import cv2 from google.colab.patches import cv2_imshow binary_image = cv2.imread('/content/hporg.jpg', cv2.IMREAD_GRAYSCALE) contours, _ = cv2.findContours(binary_image, cv2.RETR_EXTERNAL, cv2.CHAIN_APPROX_SIMPLE) image_with_rectangles = binary_image.copy() image_with_rectangles = cv2.cvtColor(image_with_rectangles, cv2.COLOR_GRAY2BGR) for contour in contours: x, y, w, h = cv2.boundingRect(contour) cv2.rectangle(image_with_rectangles, (x, y), (x + w, y + h), (0,0,255), 6) cv2.imwrite('/content/hpboundrec.jpg', image_with_rectangles) cv2_imshow(image_with_rectangles)
The image with bounding boxes is shown below.
The small dots around the objects and the bounding boxes could be due to the presence of little contours in the image that could be detected as an object. These are often called noise and can be removed by setting a threshold for contouring.
The code is given below.
import cv2 from google.colab.patches import cv2_imshow binary_image = cv2.imread('/content/hporg.jpg', cv2.IMREAD_GRAYSCALE) contours, _ = cv2.findContours(binary_image, cv2.RETR_EXTERNAL, cv2.CHAIN_APPROX_SIMPLE) min_contour_area = 100 image_with_rectangles = cv2.cvtColor(binary_image, cv2.COLOR_GRAY2BGR) for contour in contours: contour_area = cv2.contourArea(contour) if contour_area >= min_contour_area: x, y, w, h = cv2.boundingRect(contour) cv2.rectangle(image_with_rectangles, (x, y), (x + w, y + h), (0, 0, 255), 6) cv2.imwrite('/content/hpboundrec.jpg', image_with_rectangles) cv2_imshow(image_with_rectangles)
Observe line 5. We have set a threshold of 100 for contouring. We only draw a bounding rectangle around an object with a contour that is greater than 100. In this way, we can ignore the possible objects with smaller contour areas,
To conclude, we have learned the significance of bounding boxes in computer vision, image detection, recognition, and object tracking with the help of an example. We looked at a simple example of drawing a bounding box around a single object in a binary image.

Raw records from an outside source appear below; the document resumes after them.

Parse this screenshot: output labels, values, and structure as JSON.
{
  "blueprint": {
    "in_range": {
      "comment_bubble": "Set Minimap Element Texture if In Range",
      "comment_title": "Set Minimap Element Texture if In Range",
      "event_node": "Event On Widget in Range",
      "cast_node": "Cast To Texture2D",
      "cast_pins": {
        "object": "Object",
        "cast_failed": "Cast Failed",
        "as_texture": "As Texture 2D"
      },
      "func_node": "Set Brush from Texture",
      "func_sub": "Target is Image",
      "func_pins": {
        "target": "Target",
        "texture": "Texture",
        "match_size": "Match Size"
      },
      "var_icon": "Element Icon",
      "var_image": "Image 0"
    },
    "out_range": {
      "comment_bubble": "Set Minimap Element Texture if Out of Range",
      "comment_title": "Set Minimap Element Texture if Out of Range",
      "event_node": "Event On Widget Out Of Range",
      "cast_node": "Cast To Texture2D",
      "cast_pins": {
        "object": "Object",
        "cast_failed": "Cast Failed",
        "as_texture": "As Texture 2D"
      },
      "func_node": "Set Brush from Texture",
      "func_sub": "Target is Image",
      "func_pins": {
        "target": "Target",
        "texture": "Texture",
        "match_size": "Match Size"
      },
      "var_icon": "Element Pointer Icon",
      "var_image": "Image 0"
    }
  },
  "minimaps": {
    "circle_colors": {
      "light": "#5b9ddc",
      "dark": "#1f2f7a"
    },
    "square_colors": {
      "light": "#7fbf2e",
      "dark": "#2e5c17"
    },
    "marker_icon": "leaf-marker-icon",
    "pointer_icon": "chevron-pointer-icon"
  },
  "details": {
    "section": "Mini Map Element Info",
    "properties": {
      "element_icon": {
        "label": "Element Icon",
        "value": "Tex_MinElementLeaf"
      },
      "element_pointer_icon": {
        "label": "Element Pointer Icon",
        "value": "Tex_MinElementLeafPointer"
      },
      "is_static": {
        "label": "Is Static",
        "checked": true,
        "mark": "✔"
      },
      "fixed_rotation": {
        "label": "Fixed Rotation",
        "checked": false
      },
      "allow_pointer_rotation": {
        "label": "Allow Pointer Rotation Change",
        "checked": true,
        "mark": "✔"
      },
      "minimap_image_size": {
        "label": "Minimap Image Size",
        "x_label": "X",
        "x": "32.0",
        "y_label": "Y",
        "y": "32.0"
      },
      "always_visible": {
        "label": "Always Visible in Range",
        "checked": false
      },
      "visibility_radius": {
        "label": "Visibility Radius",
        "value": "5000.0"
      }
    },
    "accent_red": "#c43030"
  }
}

Next, we looked at an example of a binary image with three objects in it. In this example, we have encountered the issue of noise. So we increased the threshold value for contouring so the small noise will be ignored.